It’s an odd phenomenon that Benoit Pioulard’s music is simultaneously some of the most intimate and most distant that one man could possibly create. Each Benoît Pioulard song is like a quiet moment between songwriter and listener, a quiet and closely held secret, with whisper-soft vocals and gentle plucks of guitar over a ruffled pitter-patter of beats. And yet that voice, those guitars are bathed and bandaged with static and noise; one will scarcely come across a song on either Temper or 2006’s Précis that’s left completely bare, without effects or white noise skating across its surface. What’s more, Benoît Pioulard is the recording project of one Thomas Meluch, a sole singer-songwriter who not only chooses not to use his own name, but doesn’t print it in liner notes, nor do they contain any photographs of himself.
There truly is something mysterious about Thomas Meluch, or Benoit if you prefer, though after having released his second album, his artistic persona has come more clearly into focus. Sophomore album Temper is similar, in many aspects, to prior effort Précis. Each song is as oblique and as curious as the soft-focus object on the front cover, yet equally beautiful and with a more clearly defined shape (most of the time). Meluch writes pop songs, just ones that don’t cater easily to a stereotypical definition of `pop.’
Within first track “Ragged Tint,” however, Meluch immediately shows off something new. Rather than bleed into an amorphous melody, Meluch fingerpicks furiously at an acoustic guitar, ramping up the drama and the suspense, even as his soft baritone remains a sedate foil to the anxious techniques at hand. “Ahn” teases with a folky series of plucked riffs that suggest a simple, unadorned performance, but before long, a warm ambience and a commanding shuffle of drums usher in a breathtaking and rich-toned blanket of aural bliss.

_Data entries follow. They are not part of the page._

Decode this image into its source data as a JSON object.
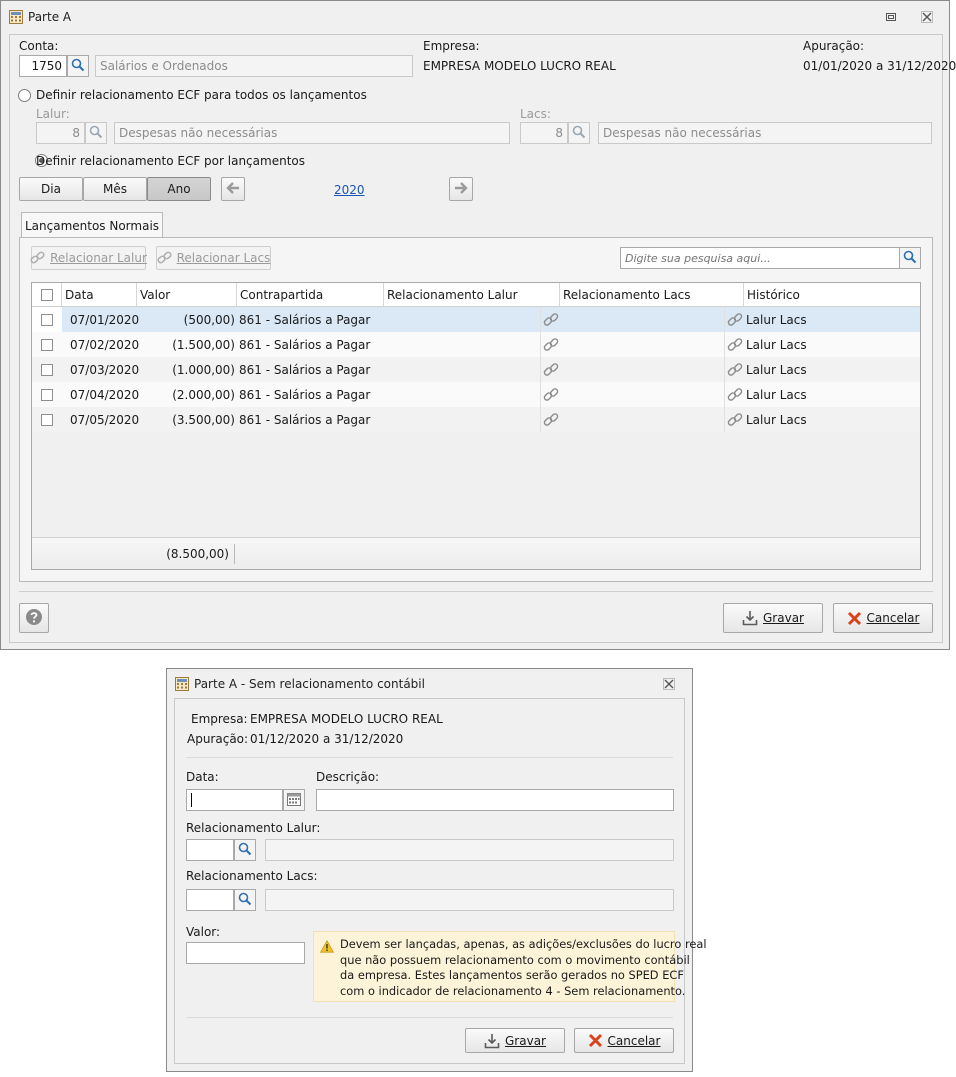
{
  "main_window": {
    "title": "Parte A",
    "conta_label": "Conta:",
    "conta_code": "1750",
    "conta_desc": "Salários e Ordenados",
    "empresa_label": "Empresa:",
    "empresa_value": "EMPRESA MODELO LUCRO REAL",
    "apuracao_label": "Apuração:",
    "apuracao_value": "01/01/2020 a 31/12/2020",
    "radio_all_label": "Definir relacionamento ECF para todos os lançamentos",
    "lalur_label": "Lalur:",
    "lalur_code": "8",
    "lalur_desc": "Despesas não necessárias",
    "lacs_label": "Lacs:",
    "lacs_code": "8",
    "lacs_desc": "Despesas não necessárias",
    "radio_per_label": "Definir relacionamento ECF por lançamentos",
    "period_buttons": [
      "Dia",
      "Mês",
      "Ano"
    ],
    "selected_period": "Ano",
    "year": "2020",
    "tab_label": "Lançamentos Normais",
    "btn_relacionar_lalur": "Relacionar Lalur",
    "btn_relacionar_lacs": "Relacionar Lacs",
    "search_placeholder": "Digite sua pesquisa aqui...",
    "columns": [
      "Data",
      "Valor",
      "Contrapartida",
      "Relacionamento Lalur",
      "Relacionamento Lacs",
      "Histórico"
    ],
    "rows": [
      {
        "data": "07/01/2020",
        "valor": "(500,00)",
        "contrapartida": "861 - Salários a Pagar",
        "historico": "Lalur Lacs"
      },
      {
        "data": "07/02/2020",
        "valor": "(1.500,00)",
        "contrapartida": "861 - Salários a Pagar",
        "historico": "Lalur Lacs"
      },
      {
        "data": "07/03/2020",
        "valor": "(1.000,00)",
        "contrapartida": "861 - Salários a Pagar",
        "historico": "Lalur Lacs"
      },
      {
        "data": "07/04/2020",
        "valor": "(2.000,00)",
        "contrapartida": "861 - Salários a Pagar",
        "historico": "Lalur Lacs"
      },
      {
        "data": "07/05/2020",
        "valor": "(3.500,00)",
        "contrapartida": "861 - Salários a Pagar",
        "historico": "Lalur Lacs"
      }
    ],
    "total": "(8.500,00)",
    "btn_gravar": "Gravar",
    "btn_cancelar": "Cancelar"
  },
  "dialog": {
    "title": "Parte A - Sem relacionamento contábil",
    "empresa_label": "Empresa:",
    "empresa_value": "EMPRESA MODELO LUCRO REAL",
    "apuracao_label": "Apuração:",
    "apuracao_value": "01/12/2020 a 31/12/2020",
    "data_label": "Data:",
    "descricao_label": "Descrição:",
    "rel_lalur_label": "Relacionamento Lalur:",
    "rel_lacs_label": "Relacionamento Lacs:",
    "valor_label": "Valor:",
    "warning_lines": [
      "Devem ser lançadas, apenas, as adições/exclusões do lucro real",
      "que não possuem relacionamento com o movimento contábil",
      "da empresa. Estes lançamentos serão gerados no SPED ECF",
      "com o indicador de relacionamento 4 - Sem relacionamento."
    ],
    "btn_gravar": "Gravar",
    "btn_cancelar": "Cancelar"
  },
  "colors": {
    "selected_row": "#dbe8f5",
    "alt_row": "#f2f2f2",
    "link": "#1a55b5",
    "cancel_x": "#d9421b",
    "warning": "#e6a817"
  }
}
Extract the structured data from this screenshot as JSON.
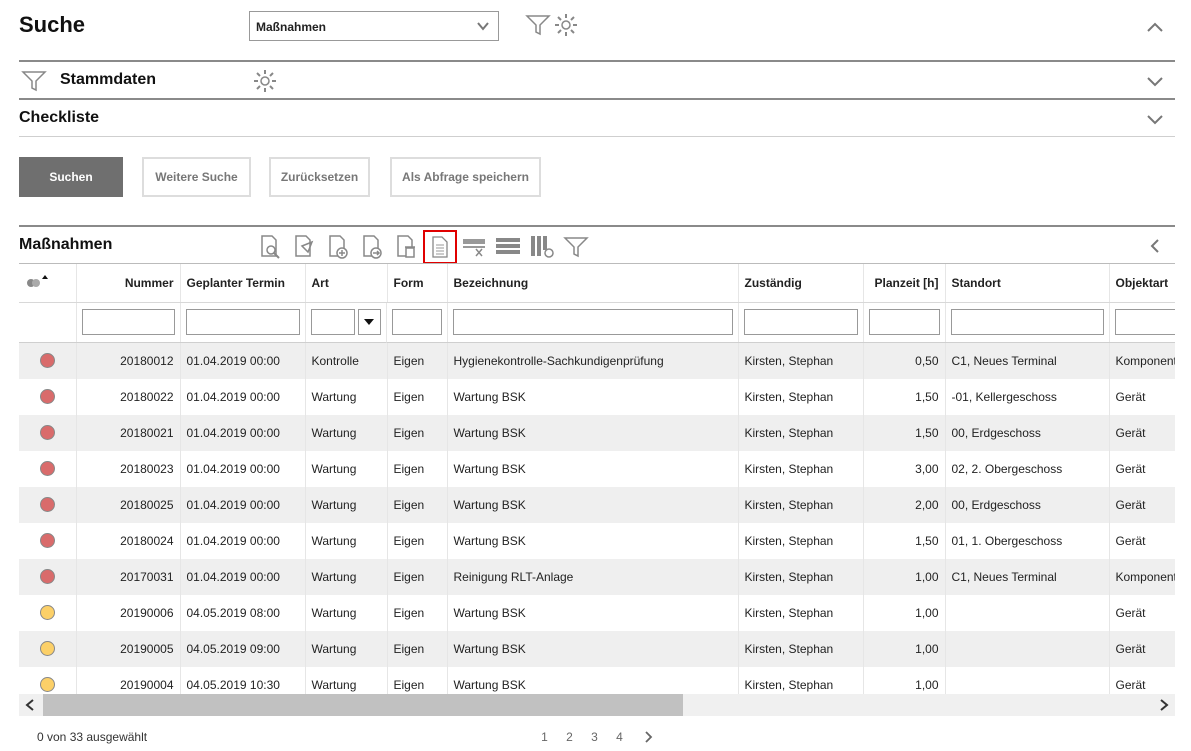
{
  "header": {
    "title": "Suche",
    "select_value": "Maßnahmen"
  },
  "sections": {
    "stammdaten": "Stammdaten",
    "checkliste": "Checkliste"
  },
  "buttons": {
    "suchen": "Suchen",
    "weitere": "Weitere Suche",
    "reset": "Zurücksetzen",
    "save": "Als Abfrage speichern"
  },
  "results": {
    "title": "Maßnahmen",
    "columns": [
      "",
      "Nummer",
      "Geplanter Termin",
      "Art",
      "Form",
      "Bezeichnung",
      "Zuständig",
      "Planzeit [h]",
      "Standort",
      "Objektart"
    ],
    "rows": [
      {
        "status": "red",
        "nummer": "20180012",
        "termin": "01.04.2019 00:00",
        "art": "Kontrolle",
        "form": "Eigen",
        "bez": "Hygienekontrolle-Sachkundigenprüfung",
        "zust": "Kirsten, Stephan",
        "plan": "0,50",
        "standort": "C1, Neues Terminal",
        "objektart": "Komponente"
      },
      {
        "status": "red",
        "nummer": "20180022",
        "termin": "01.04.2019 00:00",
        "art": "Wartung",
        "form": "Eigen",
        "bez": "Wartung BSK",
        "zust": "Kirsten, Stephan",
        "plan": "1,50",
        "standort": "-01, Kellergeschoss",
        "objektart": "Gerät"
      },
      {
        "status": "red",
        "nummer": "20180021",
        "termin": "01.04.2019 00:00",
        "art": "Wartung",
        "form": "Eigen",
        "bez": "Wartung BSK",
        "zust": "Kirsten, Stephan",
        "plan": "1,50",
        "standort": "00, Erdgeschoss",
        "objektart": "Gerät"
      },
      {
        "status": "red",
        "nummer": "20180023",
        "termin": "01.04.2019 00:00",
        "art": "Wartung",
        "form": "Eigen",
        "bez": "Wartung BSK",
        "zust": "Kirsten, Stephan",
        "plan": "3,00",
        "standort": "02, 2. Obergeschoss",
        "objektart": "Gerät"
      },
      {
        "status": "red",
        "nummer": "20180025",
        "termin": "01.04.2019 00:00",
        "art": "Wartung",
        "form": "Eigen",
        "bez": "Wartung BSK",
        "zust": "Kirsten, Stephan",
        "plan": "2,00",
        "standort": "00, Erdgeschoss",
        "objektart": "Gerät"
      },
      {
        "status": "red",
        "nummer": "20180024",
        "termin": "01.04.2019 00:00",
        "art": "Wartung",
        "form": "Eigen",
        "bez": "Wartung BSK",
        "zust": "Kirsten, Stephan",
        "plan": "1,50",
        "standort": "01, 1. Obergeschoss",
        "objektart": "Gerät"
      },
      {
        "status": "red",
        "nummer": "20170031",
        "termin": "01.04.2019 00:00",
        "art": "Wartung",
        "form": "Eigen",
        "bez": "Reinigung RLT-Anlage",
        "zust": "Kirsten, Stephan",
        "plan": "1,00",
        "standort": "C1, Neues Terminal",
        "objektart": "Komponente"
      },
      {
        "status": "yellow",
        "nummer": "20190006",
        "termin": "04.05.2019 08:00",
        "art": "Wartung",
        "form": "Eigen",
        "bez": "Wartung BSK",
        "zust": "Kirsten, Stephan",
        "plan": "1,00",
        "standort": "",
        "objektart": "Gerät"
      },
      {
        "status": "yellow",
        "nummer": "20190005",
        "termin": "04.05.2019 09:00",
        "art": "Wartung",
        "form": "Eigen",
        "bez": "Wartung BSK",
        "zust": "Kirsten, Stephan",
        "plan": "1,00",
        "standort": "",
        "objektart": "Gerät"
      },
      {
        "status": "yellow",
        "nummer": "20190004",
        "termin": "04.05.2019 10:30",
        "art": "Wartung",
        "form": "Eigen",
        "bez": "Wartung BSK",
        "zust": "Kirsten, Stephan",
        "plan": "1,00",
        "standort": "",
        "objektart": "Gerät"
      }
    ]
  },
  "status_colors": {
    "red": "#d96b6b",
    "yellow": "#fcd068"
  },
  "footer": {
    "selected": "0 von 33 ausgewählt",
    "pages": [
      "1",
      "2",
      "3",
      "4"
    ]
  },
  "icons": {
    "toolbar": [
      "view-icon",
      "copy-icon",
      "add-icon",
      "export-icon",
      "delete-icon",
      "document-icon",
      "filter-clear-icon",
      "rows-icon",
      "columns-icon",
      "filter-icon"
    ]
  }
}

Meluch opts for a winding, swirling waltz on “Golden Grin,” and nearly floats away in the ambient frolic of “Physic.” It isn’t until the chorus in which the song begins to reveal its most intriguing moments; Meluch’s voice becomes the instrument that carries the song, ascending in knotty staircases and reaching toward something unknown, but glorious.
Many of Temper‘s songs are like illusions; when listening, unheard or unacknowledged parts come floating toward the surface. “Brown Bess” sweeps in simply enough, with Meluch’s trademark acoustic strums and effects-laden atmosphere, but breaks down into a chorus/interlude that’s subtle but sinister, eerily transitioning into a haunting melodic depth. “A Woolgathering Exodus” combines an old world sound with modern undertones. Warm synth tones bleed beneath a hammer dulcimer, forging an unlikely but mesmerizing pairing. Even Meluch’s transition pieces reveal more interesting sounds and approaches, from the fuzzy guitars of “Détruisons Tout” to the slightly detuned sounding keys of “Cycle “Disparaissant.”
While Temper may show a greater range to Benoît Pioulard, it also seems to create more curiosity. The noises are more intriguing, the ambiguity of instrumentation seems even more compelling, and Meluch, himself, merely shows off an even stronger handle on songwriting. If anything it bolsters the argument that sometimes, a little mystery can be a really good thing.
Atlas Sound – Let The Blind Lead Those Who Can See But Cannot Feel
Grizzly Bear – Yellow House
Tim Hecker – Harmony in Ultraviolet
MP3: “Brown Bess”
Jeff Terich is the founder and editor of Treble. He's been writing about music for 20 years and has been published at American Songwriter, Bandcamp Daily, Reverb, Spin, Stereogum, uDiscoverMusic, VinylMePlease and some others that he's forgetting right now. He's still not tired of it.